── Provided records ──

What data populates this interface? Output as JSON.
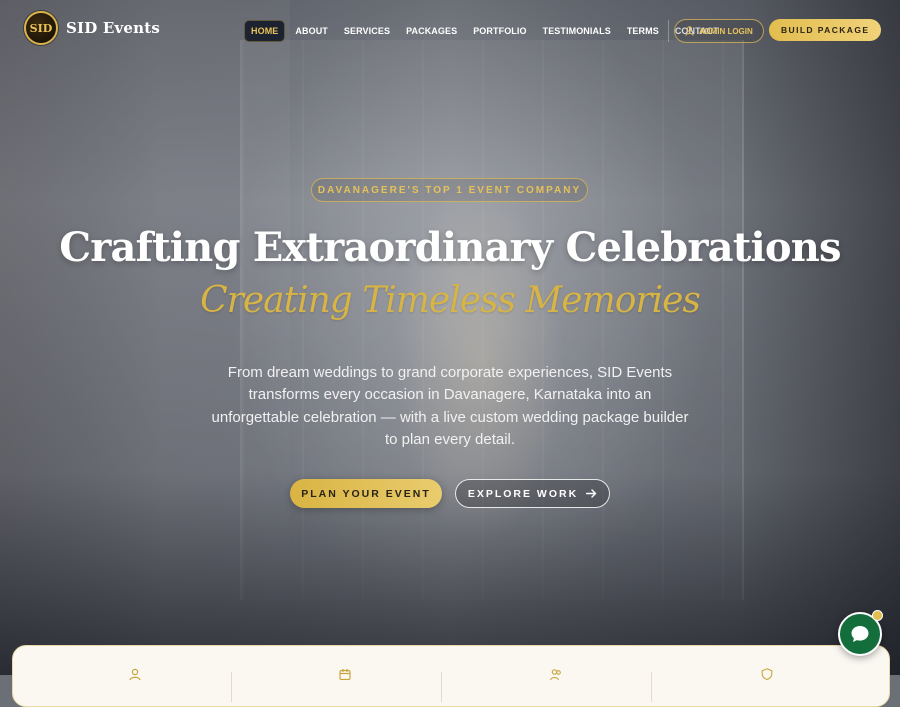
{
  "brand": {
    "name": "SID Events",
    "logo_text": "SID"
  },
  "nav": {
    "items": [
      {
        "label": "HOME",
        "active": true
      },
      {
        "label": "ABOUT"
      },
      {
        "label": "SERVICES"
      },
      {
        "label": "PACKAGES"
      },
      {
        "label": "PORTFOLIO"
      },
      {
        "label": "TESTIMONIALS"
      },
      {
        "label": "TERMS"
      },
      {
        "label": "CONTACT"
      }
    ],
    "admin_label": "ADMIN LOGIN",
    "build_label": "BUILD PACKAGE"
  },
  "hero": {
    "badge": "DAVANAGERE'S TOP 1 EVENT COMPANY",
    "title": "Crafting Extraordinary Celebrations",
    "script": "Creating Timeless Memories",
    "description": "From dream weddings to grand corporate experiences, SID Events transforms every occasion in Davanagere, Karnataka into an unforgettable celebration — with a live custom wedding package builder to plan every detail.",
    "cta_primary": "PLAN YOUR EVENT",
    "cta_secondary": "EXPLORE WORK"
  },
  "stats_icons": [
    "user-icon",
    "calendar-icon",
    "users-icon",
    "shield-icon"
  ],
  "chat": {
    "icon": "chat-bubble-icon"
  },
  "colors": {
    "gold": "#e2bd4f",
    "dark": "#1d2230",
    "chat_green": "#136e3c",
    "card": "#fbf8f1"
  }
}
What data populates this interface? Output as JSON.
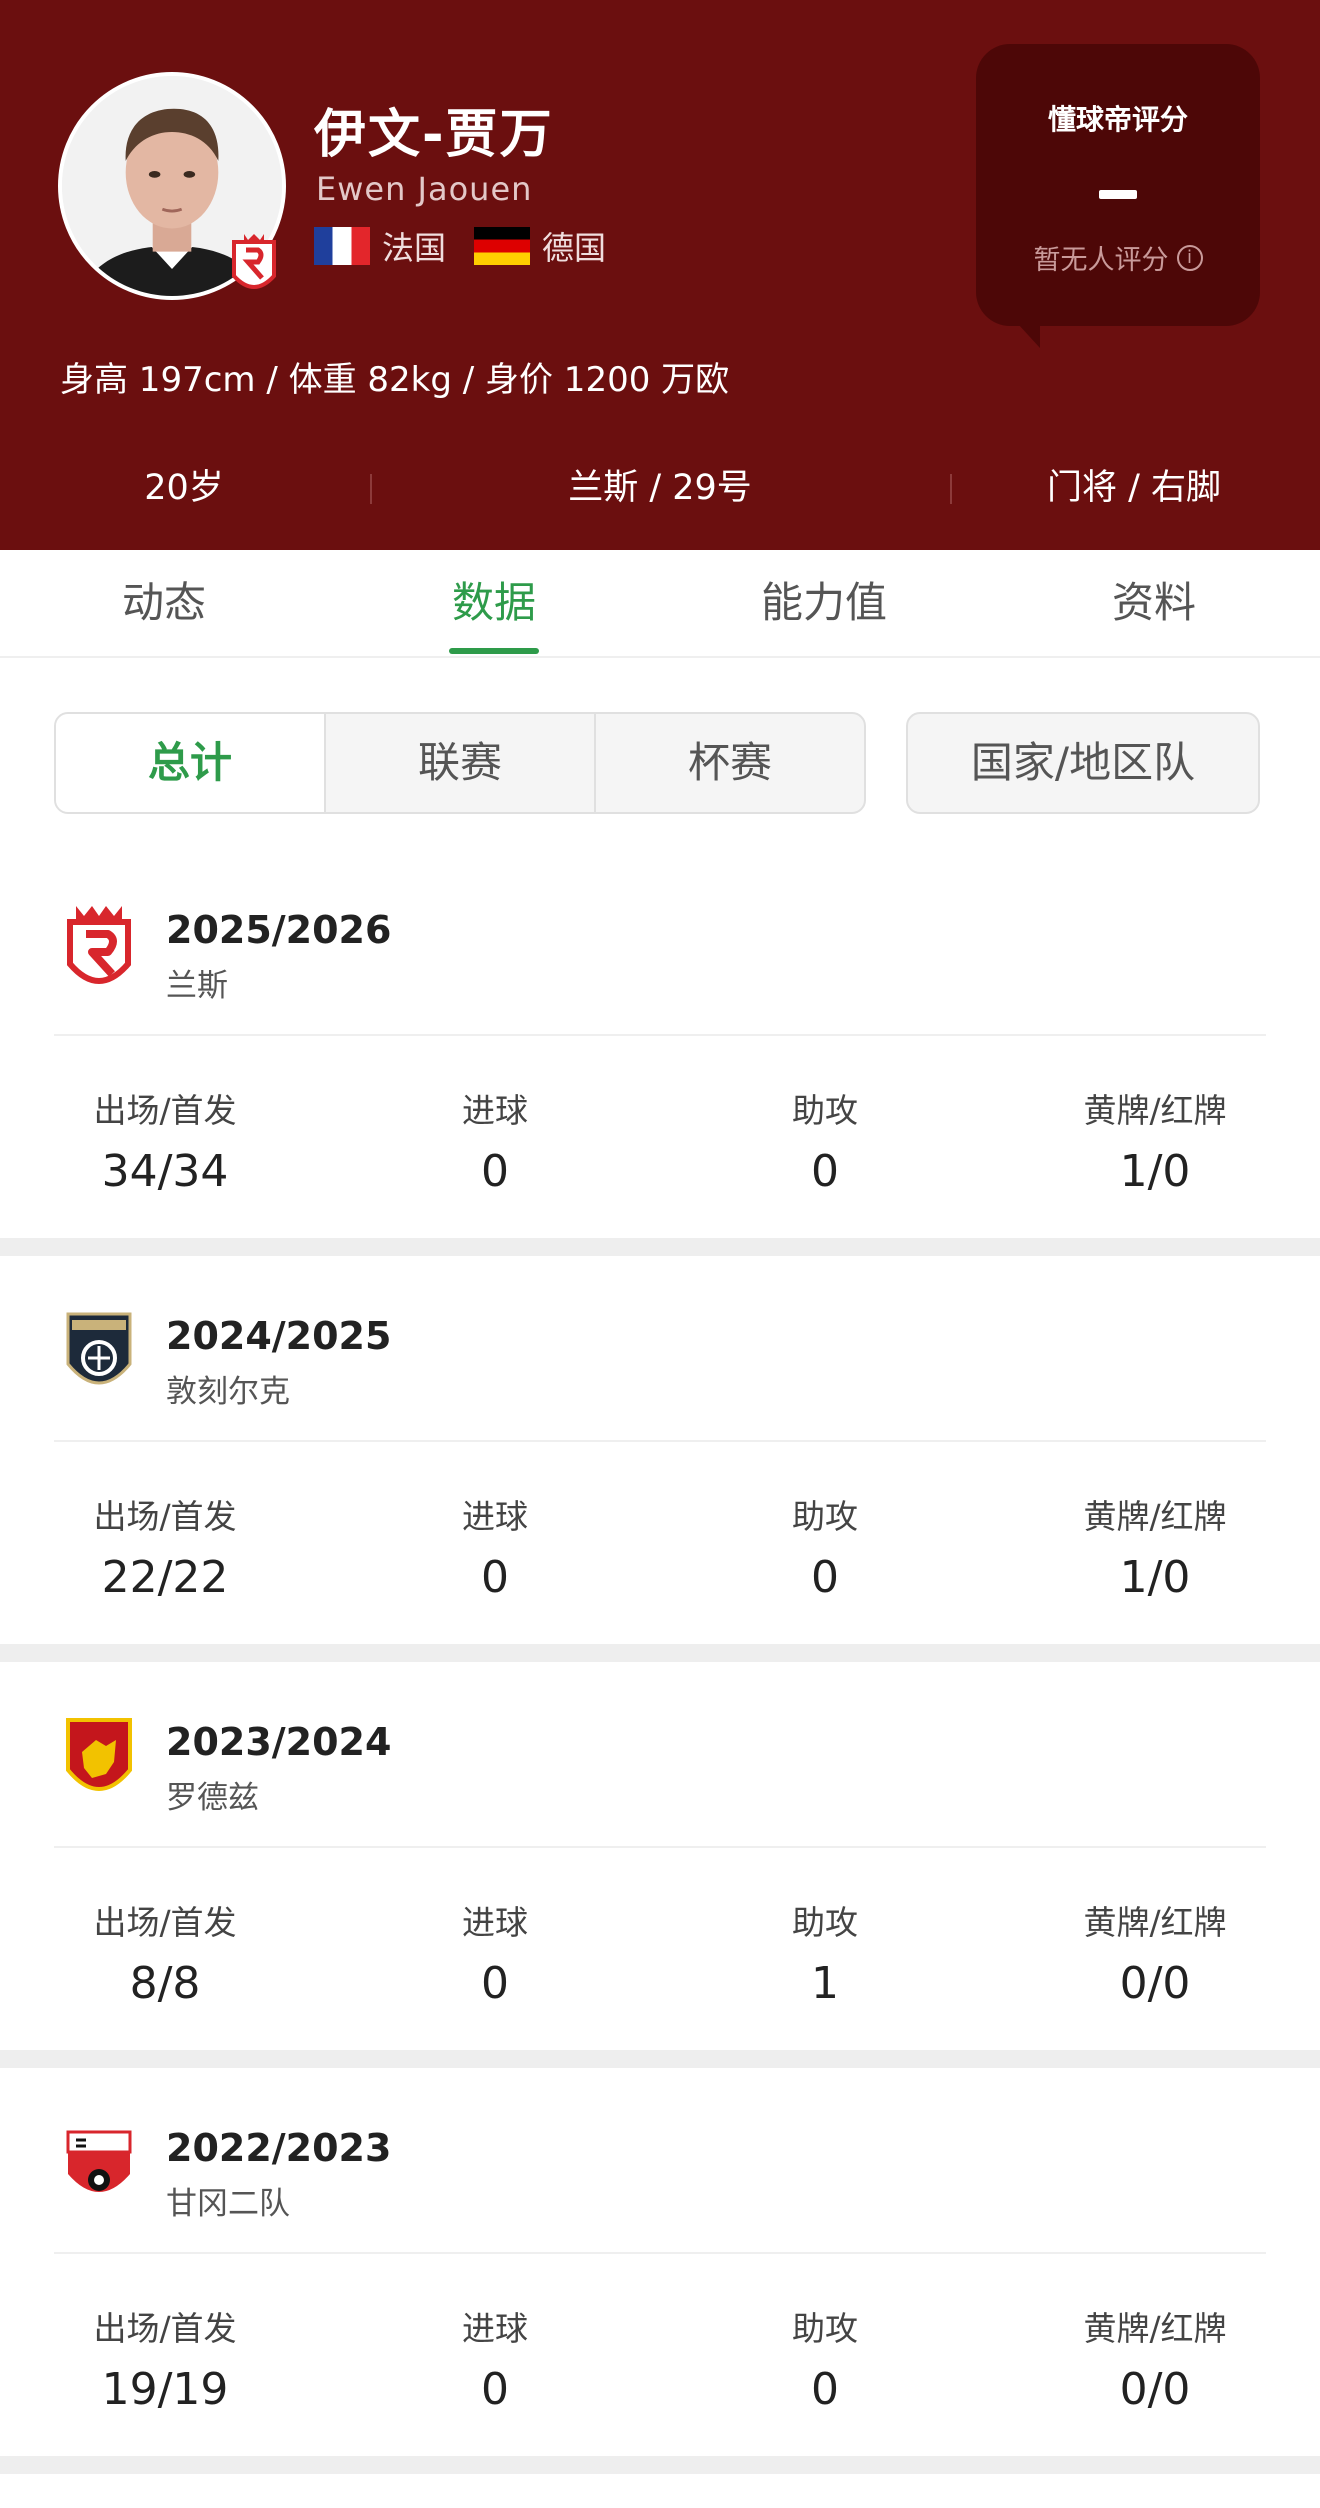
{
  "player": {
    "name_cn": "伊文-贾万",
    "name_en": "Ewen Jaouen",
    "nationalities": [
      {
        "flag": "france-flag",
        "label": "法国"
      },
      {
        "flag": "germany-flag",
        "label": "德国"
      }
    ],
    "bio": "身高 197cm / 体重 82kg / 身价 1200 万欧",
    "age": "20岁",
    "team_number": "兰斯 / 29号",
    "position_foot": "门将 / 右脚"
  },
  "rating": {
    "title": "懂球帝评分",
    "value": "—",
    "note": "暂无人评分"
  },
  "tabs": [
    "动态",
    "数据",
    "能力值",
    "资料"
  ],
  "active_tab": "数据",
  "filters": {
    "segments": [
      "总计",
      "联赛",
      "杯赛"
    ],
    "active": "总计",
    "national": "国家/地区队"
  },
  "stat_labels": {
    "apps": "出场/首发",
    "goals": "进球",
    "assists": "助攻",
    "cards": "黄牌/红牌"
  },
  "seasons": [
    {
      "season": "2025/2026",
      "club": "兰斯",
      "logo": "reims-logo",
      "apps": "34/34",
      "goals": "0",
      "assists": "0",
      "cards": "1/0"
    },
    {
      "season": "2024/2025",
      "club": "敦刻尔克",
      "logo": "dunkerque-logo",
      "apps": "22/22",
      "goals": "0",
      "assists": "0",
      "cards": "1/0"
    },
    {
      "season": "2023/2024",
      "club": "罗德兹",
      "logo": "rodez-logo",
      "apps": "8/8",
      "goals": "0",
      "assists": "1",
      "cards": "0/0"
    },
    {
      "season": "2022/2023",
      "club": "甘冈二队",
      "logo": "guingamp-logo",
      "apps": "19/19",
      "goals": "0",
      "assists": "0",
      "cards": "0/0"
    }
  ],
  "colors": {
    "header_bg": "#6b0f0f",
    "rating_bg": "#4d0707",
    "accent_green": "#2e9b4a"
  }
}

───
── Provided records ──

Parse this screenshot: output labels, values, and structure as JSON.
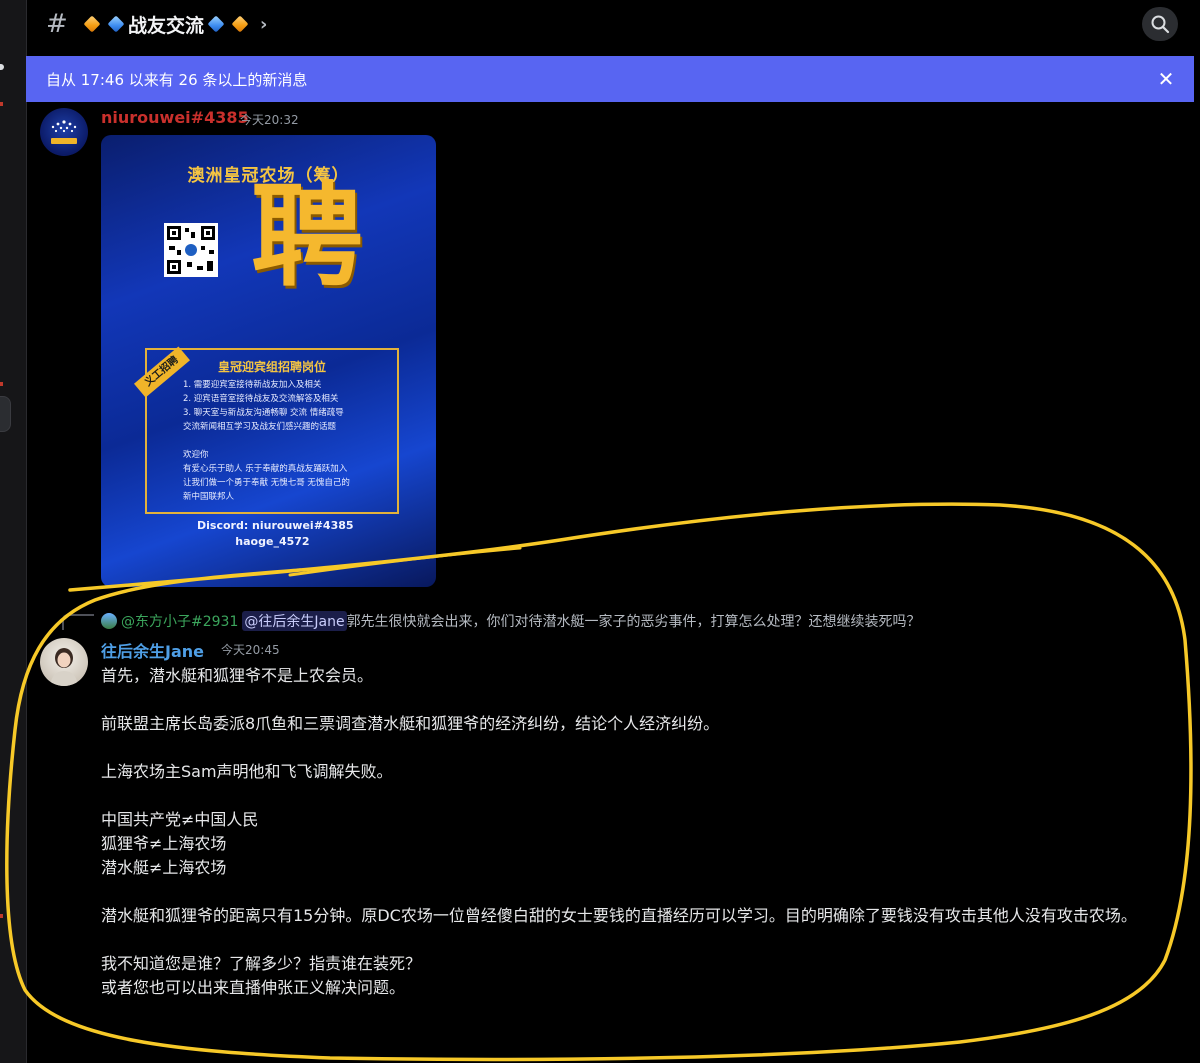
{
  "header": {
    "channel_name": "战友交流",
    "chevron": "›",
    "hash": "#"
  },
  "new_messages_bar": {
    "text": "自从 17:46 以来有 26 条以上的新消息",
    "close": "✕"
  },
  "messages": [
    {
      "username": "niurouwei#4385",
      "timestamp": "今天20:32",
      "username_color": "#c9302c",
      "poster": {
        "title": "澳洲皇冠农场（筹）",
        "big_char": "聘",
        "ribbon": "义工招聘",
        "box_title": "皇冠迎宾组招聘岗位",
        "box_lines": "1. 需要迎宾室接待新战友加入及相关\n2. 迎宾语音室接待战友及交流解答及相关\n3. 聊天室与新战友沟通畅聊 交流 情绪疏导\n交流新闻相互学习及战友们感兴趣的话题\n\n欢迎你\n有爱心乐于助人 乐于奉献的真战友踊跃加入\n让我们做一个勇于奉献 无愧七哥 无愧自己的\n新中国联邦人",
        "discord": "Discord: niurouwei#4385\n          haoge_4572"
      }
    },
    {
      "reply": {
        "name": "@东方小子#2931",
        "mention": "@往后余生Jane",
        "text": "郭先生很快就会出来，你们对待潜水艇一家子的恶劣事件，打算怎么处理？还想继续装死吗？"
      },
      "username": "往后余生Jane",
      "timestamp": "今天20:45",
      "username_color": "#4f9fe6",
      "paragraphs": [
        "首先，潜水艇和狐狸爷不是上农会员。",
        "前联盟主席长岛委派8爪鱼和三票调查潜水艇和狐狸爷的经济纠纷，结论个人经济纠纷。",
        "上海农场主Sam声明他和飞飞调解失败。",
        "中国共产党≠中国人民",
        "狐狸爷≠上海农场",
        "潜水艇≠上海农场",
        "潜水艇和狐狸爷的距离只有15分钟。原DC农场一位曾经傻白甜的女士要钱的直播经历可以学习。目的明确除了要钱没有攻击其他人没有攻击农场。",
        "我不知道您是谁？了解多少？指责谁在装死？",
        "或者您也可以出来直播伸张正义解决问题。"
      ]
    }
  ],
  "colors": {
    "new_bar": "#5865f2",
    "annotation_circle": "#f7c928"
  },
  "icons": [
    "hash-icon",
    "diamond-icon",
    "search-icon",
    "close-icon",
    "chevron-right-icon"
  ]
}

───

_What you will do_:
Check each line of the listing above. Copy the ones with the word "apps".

_Written response_:
    "apps": "出场/首发",
      "apps": "34/34",
      "apps": "22/22",
      "apps": "8/8",
      "apps": "19/19",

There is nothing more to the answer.